Having published new rules on Dark Fibre and ‘ducts and poles’ access in May, Ofcom has made no material changes following a review from the European Commission.
The rules are another attempt by Ofcom to encourage more competition in the fixed market and therefore increase investments made by the telcos in offering services in regions which could be deemed as less commercially attractive. Openreach might not be the happiest for the situation, but it is a step towards shortening the digital divide which has emerged in the UK.
Starting with the ducts and poles element, Ofcom has confirmed telcos laying fibre cables for broadband and mobile networks will benefit from greater access to Openreach’s existing infrastructure. The watchdog has used the phrase ‘unrestricted’ though we struggle to believe there are no loop-holes for Openreach to play around with.
This is not necessarily new from Ofcom, but it is an extension of rules which were passed last year.

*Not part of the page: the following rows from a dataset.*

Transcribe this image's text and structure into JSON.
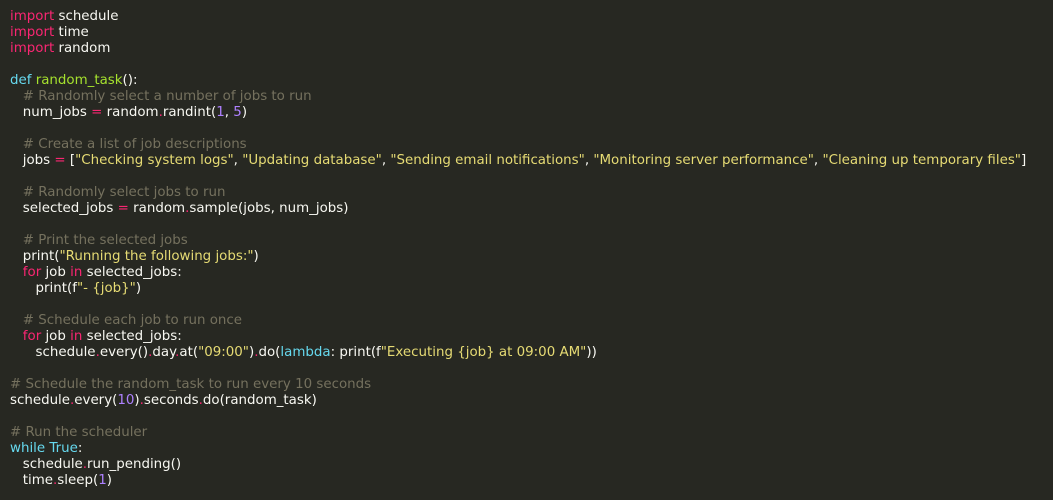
{
  "editor": {
    "theme_colors": {
      "background": "#272822",
      "text": "#f8f8f2",
      "keyword": "#f92672",
      "builtin": "#66d9ef",
      "function": "#a6e22e",
      "string": "#e6db74",
      "number": "#ae81ff",
      "comment": "#75715e"
    },
    "lines": [
      [
        [
          "kw",
          "import"
        ],
        [
          "t",
          " schedule"
        ]
      ],
      [
        [
          "kw",
          "import"
        ],
        [
          "t",
          " time"
        ]
      ],
      [
        [
          "kw",
          "import"
        ],
        [
          "t",
          " random"
        ]
      ],
      [],
      [
        [
          "def",
          "def"
        ],
        [
          "t",
          " "
        ],
        [
          "fn",
          "random_task"
        ],
        [
          "t",
          "():"
        ]
      ],
      [
        [
          "t",
          "   "
        ],
        [
          "cm",
          "# Randomly select a number of jobs to run"
        ]
      ],
      [
        [
          "t",
          "   num_jobs "
        ],
        [
          "op",
          "="
        ],
        [
          "t",
          " random"
        ],
        [
          "dot",
          "."
        ],
        [
          "t",
          "randint("
        ],
        [
          "num",
          "1"
        ],
        [
          "t",
          ", "
        ],
        [
          "num",
          "5"
        ],
        [
          "t",
          ")"
        ]
      ],
      [],
      [
        [
          "t",
          "   "
        ],
        [
          "cm",
          "# Create a list of job descriptions"
        ]
      ],
      [
        [
          "t",
          "   jobs "
        ],
        [
          "op",
          "="
        ],
        [
          "t",
          " ["
        ],
        [
          "str",
          "\"Checking system logs\""
        ],
        [
          "t",
          ", "
        ],
        [
          "str",
          "\"Updating database\""
        ],
        [
          "t",
          ", "
        ],
        [
          "str",
          "\"Sending email notifications\""
        ],
        [
          "t",
          ", "
        ],
        [
          "str",
          "\"Monitoring server performance\""
        ],
        [
          "t",
          ", "
        ],
        [
          "str",
          "\"Cleaning up temporary files\""
        ],
        [
          "t",
          "]"
        ]
      ],
      [],
      [
        [
          "t",
          "   "
        ],
        [
          "cm",
          "# Randomly select jobs to run"
        ]
      ],
      [
        [
          "t",
          "   selected_jobs "
        ],
        [
          "op",
          "="
        ],
        [
          "t",
          " random"
        ],
        [
          "dot",
          "."
        ],
        [
          "t",
          "sample(jobs, num_jobs)"
        ]
      ],
      [],
      [
        [
          "t",
          "   "
        ],
        [
          "cm",
          "# Print the selected jobs"
        ]
      ],
      [
        [
          "t",
          "   print("
        ],
        [
          "str",
          "\"Running the following jobs:\""
        ],
        [
          "t",
          ")"
        ]
      ],
      [
        [
          "t",
          "   "
        ],
        [
          "kw",
          "for"
        ],
        [
          "t",
          " job "
        ],
        [
          "kw",
          "in"
        ],
        [
          "t",
          " selected_jobs:"
        ]
      ],
      [
        [
          "t",
          "      print(f"
        ],
        [
          "str",
          "\"- {job}\""
        ],
        [
          "t",
          ")"
        ]
      ],
      [],
      [
        [
          "t",
          "   "
        ],
        [
          "cm",
          "# Schedule each job to run once"
        ]
      ],
      [
        [
          "t",
          "   "
        ],
        [
          "kw",
          "for"
        ],
        [
          "t",
          " job "
        ],
        [
          "kw",
          "in"
        ],
        [
          "t",
          " selected_jobs:"
        ]
      ],
      [
        [
          "t",
          "      schedule"
        ],
        [
          "dot",
          "."
        ],
        [
          "t",
          "every()"
        ],
        [
          "dot",
          "."
        ],
        [
          "t",
          "day"
        ],
        [
          "dot",
          "."
        ],
        [
          "t",
          "at("
        ],
        [
          "str",
          "\"09:00\""
        ],
        [
          "t",
          ")"
        ],
        [
          "dot",
          "."
        ],
        [
          "t",
          "do("
        ],
        [
          "def",
          "lambda"
        ],
        [
          "t",
          ": print(f"
        ],
        [
          "str",
          "\"Executing {job} at 09:00 AM\""
        ],
        [
          "t",
          "))"
        ]
      ],
      [],
      [
        [
          "cm",
          "# Schedule the random_task to run every 10 seconds"
        ]
      ],
      [
        [
          "t",
          "schedule"
        ],
        [
          "dot",
          "."
        ],
        [
          "t",
          "every("
        ],
        [
          "num",
          "10"
        ],
        [
          "t",
          ")"
        ],
        [
          "dot",
          "."
        ],
        [
          "t",
          "seconds"
        ],
        [
          "dot",
          "."
        ],
        [
          "t",
          "do(random_task)"
        ]
      ],
      [],
      [
        [
          "cm",
          "# Run the scheduler"
        ]
      ],
      [
        [
          "def",
          "while"
        ],
        [
          "t",
          " "
        ],
        [
          "def",
          "True"
        ],
        [
          "t",
          ":"
        ]
      ],
      [
        [
          "t",
          "   schedule"
        ],
        [
          "dot",
          "."
        ],
        [
          "t",
          "run_pending()"
        ]
      ],
      [
        [
          "t",
          "   time"
        ],
        [
          "dot",
          "."
        ],
        [
          "t",
          "sleep("
        ],
        [
          "num",
          "1"
        ],
        [
          "t",
          ")"
        ]
      ]
    ]
  }
}
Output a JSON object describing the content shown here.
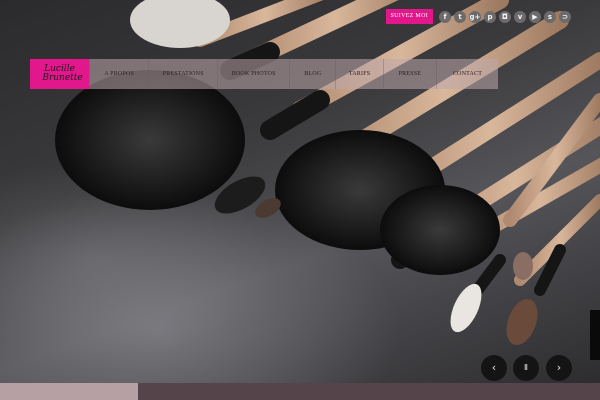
{
  "topbar": {
    "cta_label": "SUIVEZ MOI",
    "social_icons": [
      {
        "name": "facebook",
        "glyph": "f"
      },
      {
        "name": "twitter",
        "glyph": "t"
      },
      {
        "name": "google-plus",
        "glyph": "g+"
      },
      {
        "name": "pinterest",
        "glyph": "p"
      },
      {
        "name": "instagram",
        "glyph": "◘"
      },
      {
        "name": "vimeo",
        "glyph": "v"
      },
      {
        "name": "youtube",
        "glyph": "▶"
      },
      {
        "name": "skype",
        "glyph": "s"
      },
      {
        "name": "rss",
        "glyph": "⊃"
      }
    ]
  },
  "logo": {
    "line1": "Lucille",
    "line2": "Brunette"
  },
  "nav": {
    "items": [
      "A PROPOS",
      "PRESTATIONS",
      "BOOK PHOTOS",
      "BLOG",
      "TARIFS",
      "PRESSE",
      "CONTACT"
    ]
  },
  "slider": {
    "prev_glyph": "‹",
    "pause_glyph": "Ⅱ",
    "next_glyph": "›"
  },
  "colors": {
    "accent": "#e2178c",
    "nav_bg": "#bea8ac",
    "bottom_bar": "#55454a",
    "bottom_bar_segment": "#b6a0a4"
  }
}
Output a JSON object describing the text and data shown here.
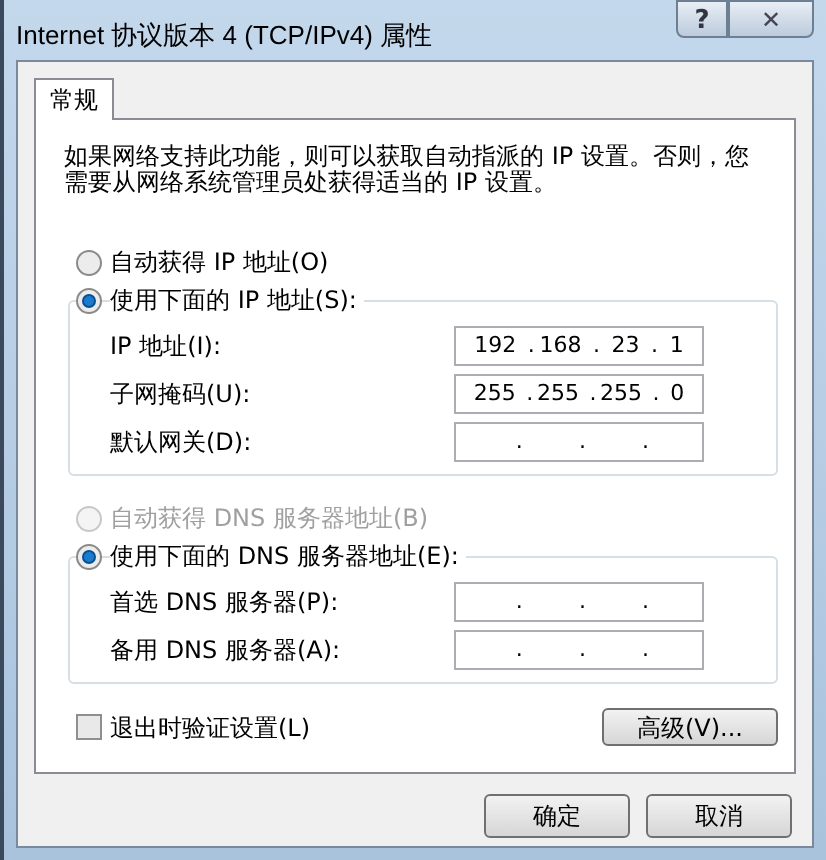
{
  "window": {
    "title": "Internet 协议版本 4 (TCP/IPv4) 属性",
    "help": "?",
    "close": "✕"
  },
  "tabs": [
    {
      "label": "常规",
      "selected": true
    }
  ],
  "intro": "如果网络支持此功能，则可以获取自动指派的 IP 设置。否则，您需要从网络系统管理员处获得适当的 IP 设置。",
  "ip_section": {
    "radios": [
      {
        "label": "自动获得 IP 地址(O)",
        "selected": false,
        "disabled": false
      },
      {
        "label": "使用下面的 IP 地址(S):",
        "selected": true,
        "disabled": false
      }
    ],
    "fields": [
      {
        "label": "IP 地址(I):",
        "value": "192 .168 . 23 . 1"
      },
      {
        "label": "子网掩码(U):",
        "value": "255 .255 .255 . 0"
      },
      {
        "label": "默认网关(D):",
        "value": " . . ."
      }
    ]
  },
  "dns_section": {
    "radios": [
      {
        "label": "自动获得 DNS 服务器地址(B)",
        "selected": false,
        "disabled": true
      },
      {
        "label": "使用下面的 DNS 服务器地址(E):",
        "selected": true,
        "disabled": false
      }
    ],
    "fields": [
      {
        "label": "首选 DNS 服务器(P):",
        "value": " . . ."
      },
      {
        "label": "备用 DNS 服务器(A):",
        "value": " . . ."
      }
    ]
  },
  "validate_checkbox": {
    "label": "退出时验证设置(L)",
    "checked": false
  },
  "advanced_button": "高级(V)...",
  "buttons": [
    "确定",
    "取消"
  ]
}
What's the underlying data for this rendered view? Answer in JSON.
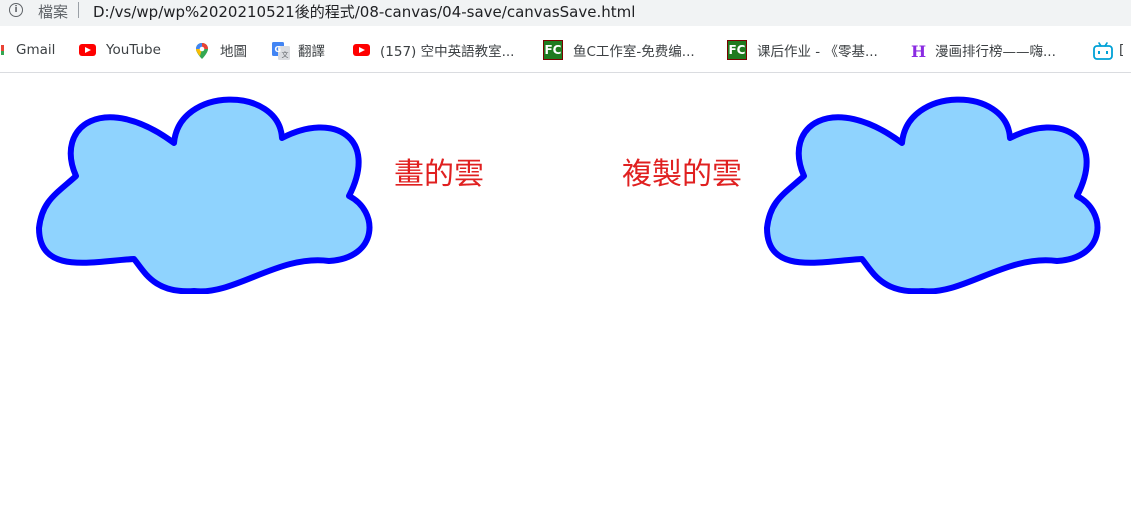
{
  "addressbar": {
    "scheme_label": "檔案",
    "url": "D:/vs/wp/wp%2020210521後的程式/08-canvas/04-save/canvasSave.html"
  },
  "bookmarks": [
    {
      "label": "Gmail",
      "icon": "gmail-icon"
    },
    {
      "label": "YouTube",
      "icon": "youtube-icon"
    },
    {
      "label": "地圖",
      "icon": "maps-icon"
    },
    {
      "label": "翻譯",
      "icon": "translate-icon"
    },
    {
      "label": "(157) 空中英語教室...",
      "icon": "youtube-icon"
    },
    {
      "label": "鱼C工作室-免费编...",
      "icon": "fc-icon"
    },
    {
      "label": "课后作业 - 《零基...",
      "icon": "fc-icon"
    },
    {
      "label": "漫画排行榜——嗨...",
      "icon": "h-logo-icon"
    },
    {
      "label": "[",
      "icon": "bilibili-icon"
    }
  ],
  "page": {
    "caption_drawn": "畫的雲",
    "caption_copied": "複製的雲"
  },
  "colors": {
    "cloud_fill": "#8fd3fe",
    "cloud_stroke": "#0000ff",
    "caption": "#e02020"
  }
}
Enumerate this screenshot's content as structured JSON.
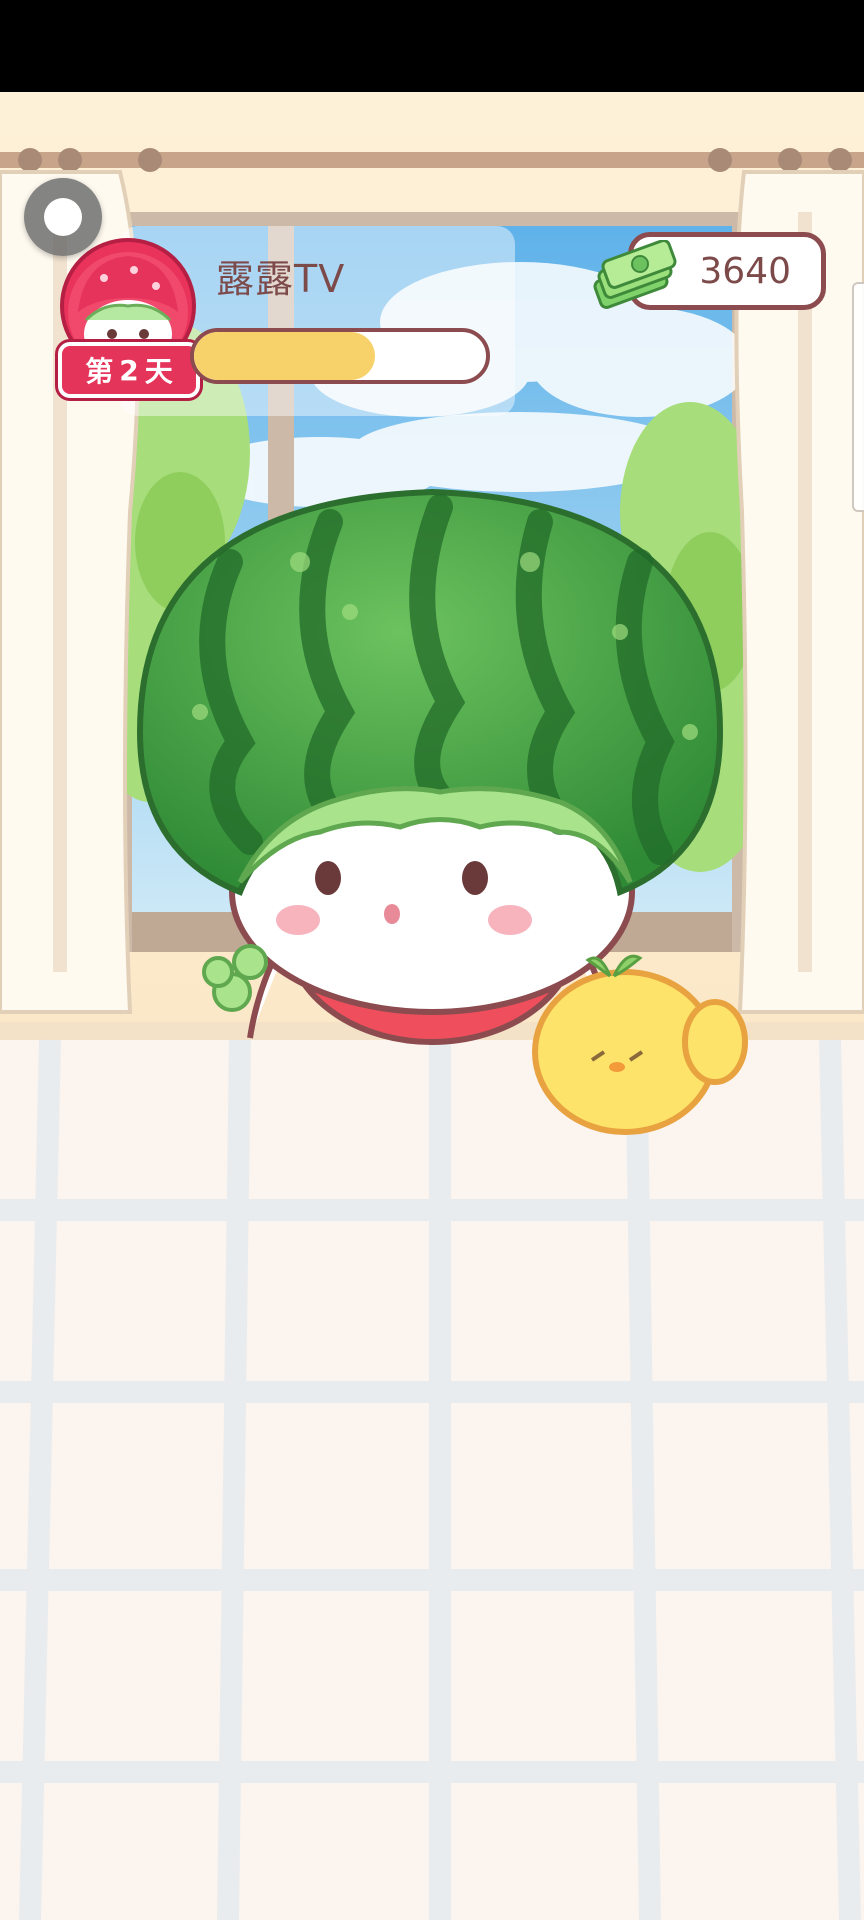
{
  "hud": {
    "player_name": "露露TV",
    "day_prefix": "第",
    "day_number": "2",
    "day_suffix": "天",
    "progress": 0.62,
    "currency_amount": "3640"
  },
  "icons": {
    "avatar": "strawberry-girl-avatar-icon",
    "currency": "cash-stack-icon",
    "floating_menu": "assistive-touch-icon"
  },
  "colors": {
    "progress_fill": "#f7d26b",
    "badge": "#e5345a",
    "text": "#7d4a4a",
    "outline": "#8c4b4f",
    "sky": "#9fd3f2",
    "watermelon": "#3f9a3f",
    "tile_grout": "#e2e6e9",
    "tile": "#fbf0ea"
  }
}
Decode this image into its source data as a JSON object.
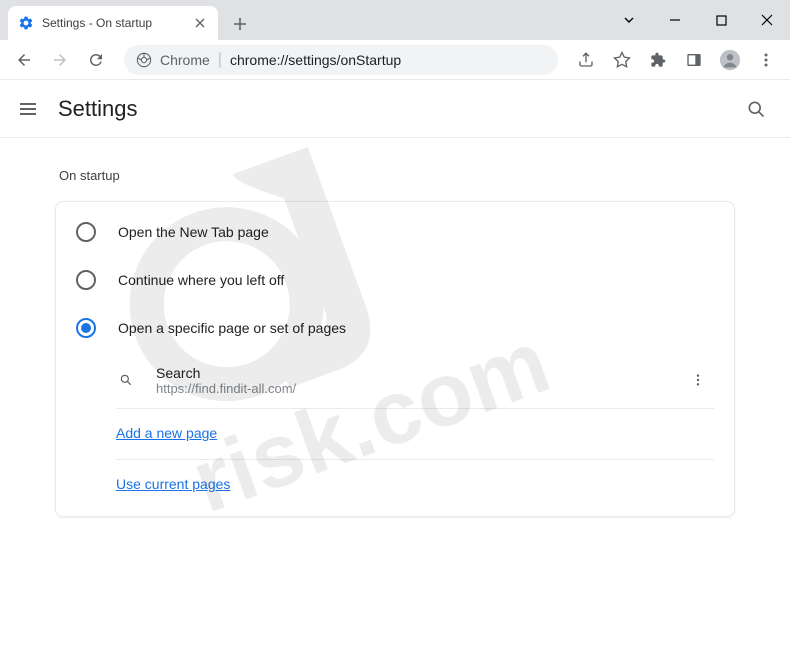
{
  "window": {
    "tab_title": "Settings - On startup"
  },
  "omnibox": {
    "scheme_label": "Chrome",
    "url": "chrome://settings/onStartup"
  },
  "header": {
    "title": "Settings"
  },
  "section": {
    "title": "On startup"
  },
  "options": {
    "new_tab": "Open the New Tab page",
    "continue": "Continue where you left off",
    "specific": "Open a specific page or set of pages"
  },
  "startup_page": {
    "name": "Search",
    "url": "https://find.findit-all.com/"
  },
  "links": {
    "add_page": "Add a new page",
    "use_current": "Use current pages"
  }
}
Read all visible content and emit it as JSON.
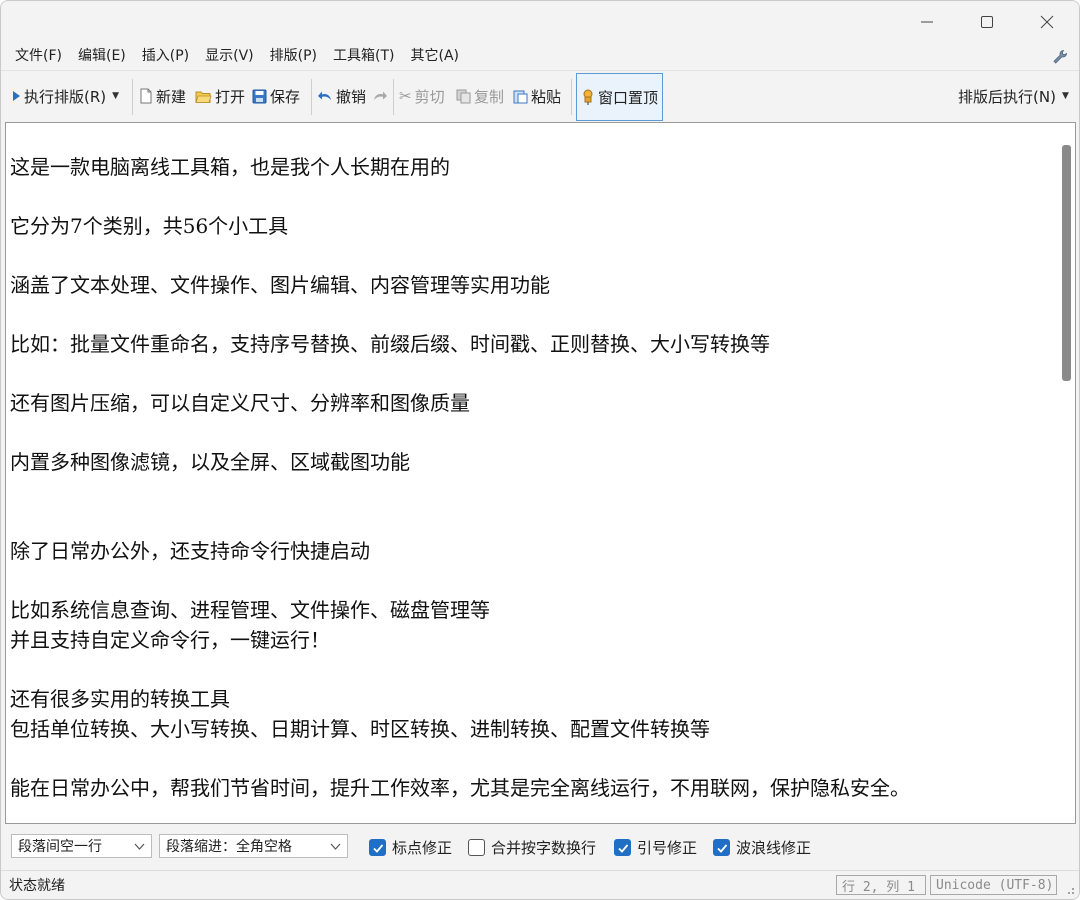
{
  "window": {
    "controls": {
      "minimize_icon": "minimize-icon",
      "maximize_icon": "maximize-icon",
      "close_icon": "close-icon"
    }
  },
  "menu": {
    "items": [
      {
        "label": "文件(F)"
      },
      {
        "label": "编辑(E)"
      },
      {
        "label": "插入(P)"
      },
      {
        "label": "显示(V)"
      },
      {
        "label": "排版(P)"
      },
      {
        "label": "工具箱(T)"
      },
      {
        "label": "其它(A)"
      }
    ],
    "right_icon": "wrench-icon"
  },
  "toolbar": {
    "run_format": "执行排版(R)",
    "new": "新建",
    "open": "打开",
    "save": "保存",
    "undo": "撤销",
    "cut": "剪切",
    "copy": "复制",
    "paste": "粘贴",
    "pin_window": "窗口置顶",
    "after_format": "排版后执行(N)"
  },
  "editor": {
    "lines": [
      "这是一款电脑离线工具箱，也是我个人长期在用的",
      "它分为7个类别，共56个小工具",
      "涵盖了文本处理、文件操作、图片编辑、内容管理等实用功能",
      "比如：批量文件重命名，支持序号替换、前缀后缀、时间戳、正则替换、大小写转换等",
      "还有图片压缩，可以自定义尺寸、分辨率和图像质量",
      "内置多种图像滤镜，以及全屏、区域截图功能",
      "除了日常办公外，还支持命令行快捷启动",
      "比如系统信息查询、进程管理、文件操作、磁盘管理等",
      "并且支持自定义命令行，一键运行！",
      "还有很多实用的转换工具",
      "包括单位转换、大小写转换、日期计算、时区转换、进制转换、配置文件转换等",
      "能在日常办公中，帮我们节省时间，提升工作效率，尤其是完全离线运行，不用联网，保护隐私安全。"
    ]
  },
  "options": {
    "para_spacing": "段落间空一行",
    "para_indent": "段落缩进：全角空格",
    "checkboxes": [
      {
        "label": "标点修正",
        "checked": true
      },
      {
        "label": "合并按字数换行",
        "checked": false
      },
      {
        "label": "引号修正",
        "checked": true
      },
      {
        "label": "波浪线修正",
        "checked": true
      }
    ]
  },
  "status": {
    "text": "状态就绪",
    "position": "行 2, 列 1",
    "encoding": "Unicode (UTF-8)"
  },
  "colors": {
    "accent": "#1f6fc5",
    "pin_border": "#5b9bd5"
  }
}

To this point, Openreach had been compelled into opening up access to the infrastructure for competitors serving residential customers and small businesses, though this update extends the rules to large businesses as well.
With enterprise services plugged as the biggest gain for telcos during the 5G era, the greater access to infrastructure competitor telcos have, the more attractive the business case will be for investment and therefore creating innovative services for the verticals. That said, Openreach will not be as happy as others.
This is a former-monopoly which has reaped the benefits of being the dominant player in the market. Employees will be tasked on protecting and profiting as greatly as possible from assets, though if the regulator keeps opening up infrastructure, this becomes more difficult.
The second area worth noting from this ratification from the European Commission addresses Dark Fibre across the country. This is an area Openreach has fought bitterly against though it seems it could only hold back the tide for so long.
The new rules will force Openreach to offer Dark Fibre as a product to other telcos in areas there are no rival networks present at Openreach’s exchanges. These are the areas where Openreach has a continued monopoly thanks to prior public investment and there is a risk of damaging the business case for competitors.
Under the new rules, in these areas where competition is unlikely to emerge organically, ‘dark fibre’ can now be ‘lit’ by competitors with their own equipment. Openreach will be required to give competitors physical access to its fibre-optic cables, at a price that reflects the cost of laying the infrastructure. In areas where there is competition, pricing regulations will be lighter.
Although these new rules are unlikely to be the most profitable for Openreach, there will be plenty of happy faces around the UK. Telcos have been complaining about the regulatory barriers to achieving the perfect 5G/fibre dream the Government has dreamt up, and this is one step in the right direction.